Culture

Entertainment, of All Things, Is Driving Development of Artificial Intelligence

Peijun Guo wears the Oculus Rift VR headset at the Oculus booth at CES International in Las Vegas. (AP Photo/John Locher, File)

Science fiction authors have long contemplated the development of artificial intelligence. Typically, it is imagined as an application for military technology or some high-minded academic pursuit. However, in our real world, artificial intelligence may emerge for a much more pedestrian reason. Variety reports:

Getting virtual reality (VR) to look great was the easy part. Now, it’s up to researchers and developers to make it feel human, said Epic Games CTO Kim Libreri during an interview with Variety on the sidelines of the Game Developer Conference in San Francisco on Wednesday, asking:  “We can make a really good-looking digital human — but when do we give it a brain?”

Libreri argued that it’s essential for VR to make human characters more believable.

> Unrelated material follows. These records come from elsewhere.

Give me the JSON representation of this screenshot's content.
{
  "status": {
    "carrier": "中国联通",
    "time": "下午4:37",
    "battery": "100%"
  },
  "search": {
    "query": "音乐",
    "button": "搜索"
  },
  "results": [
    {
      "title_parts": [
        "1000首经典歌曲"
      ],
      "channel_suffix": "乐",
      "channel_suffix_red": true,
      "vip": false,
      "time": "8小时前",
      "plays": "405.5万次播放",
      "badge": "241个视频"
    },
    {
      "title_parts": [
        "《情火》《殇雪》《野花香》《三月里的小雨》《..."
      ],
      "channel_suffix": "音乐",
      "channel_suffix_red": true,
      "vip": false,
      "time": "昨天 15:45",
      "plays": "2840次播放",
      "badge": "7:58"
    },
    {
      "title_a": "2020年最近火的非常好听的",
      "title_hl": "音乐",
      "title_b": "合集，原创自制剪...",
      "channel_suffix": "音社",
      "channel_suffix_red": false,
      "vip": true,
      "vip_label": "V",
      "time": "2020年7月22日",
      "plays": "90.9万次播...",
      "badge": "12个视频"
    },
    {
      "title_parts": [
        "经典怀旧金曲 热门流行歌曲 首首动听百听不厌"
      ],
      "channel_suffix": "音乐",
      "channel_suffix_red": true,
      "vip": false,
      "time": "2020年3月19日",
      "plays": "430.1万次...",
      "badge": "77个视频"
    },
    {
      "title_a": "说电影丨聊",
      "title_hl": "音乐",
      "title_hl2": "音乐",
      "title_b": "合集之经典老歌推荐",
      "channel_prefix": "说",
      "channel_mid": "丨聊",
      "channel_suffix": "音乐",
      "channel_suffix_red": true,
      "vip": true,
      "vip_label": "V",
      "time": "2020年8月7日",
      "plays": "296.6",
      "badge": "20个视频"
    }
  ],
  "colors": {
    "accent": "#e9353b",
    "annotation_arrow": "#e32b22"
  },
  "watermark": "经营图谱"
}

Sony Computer Entertainment announced a price and release date for its Playstation VR at the conference. It arrives this year alongside competing virtual reality systems, the Oculus Rift and HTC Vive. The arrival of virtual reality in the consumer space heralds raised expectations for the fidelity of interactive entertainment. That demand is expected to drive the development of artificial intelligence to convincingly simulate human behavior.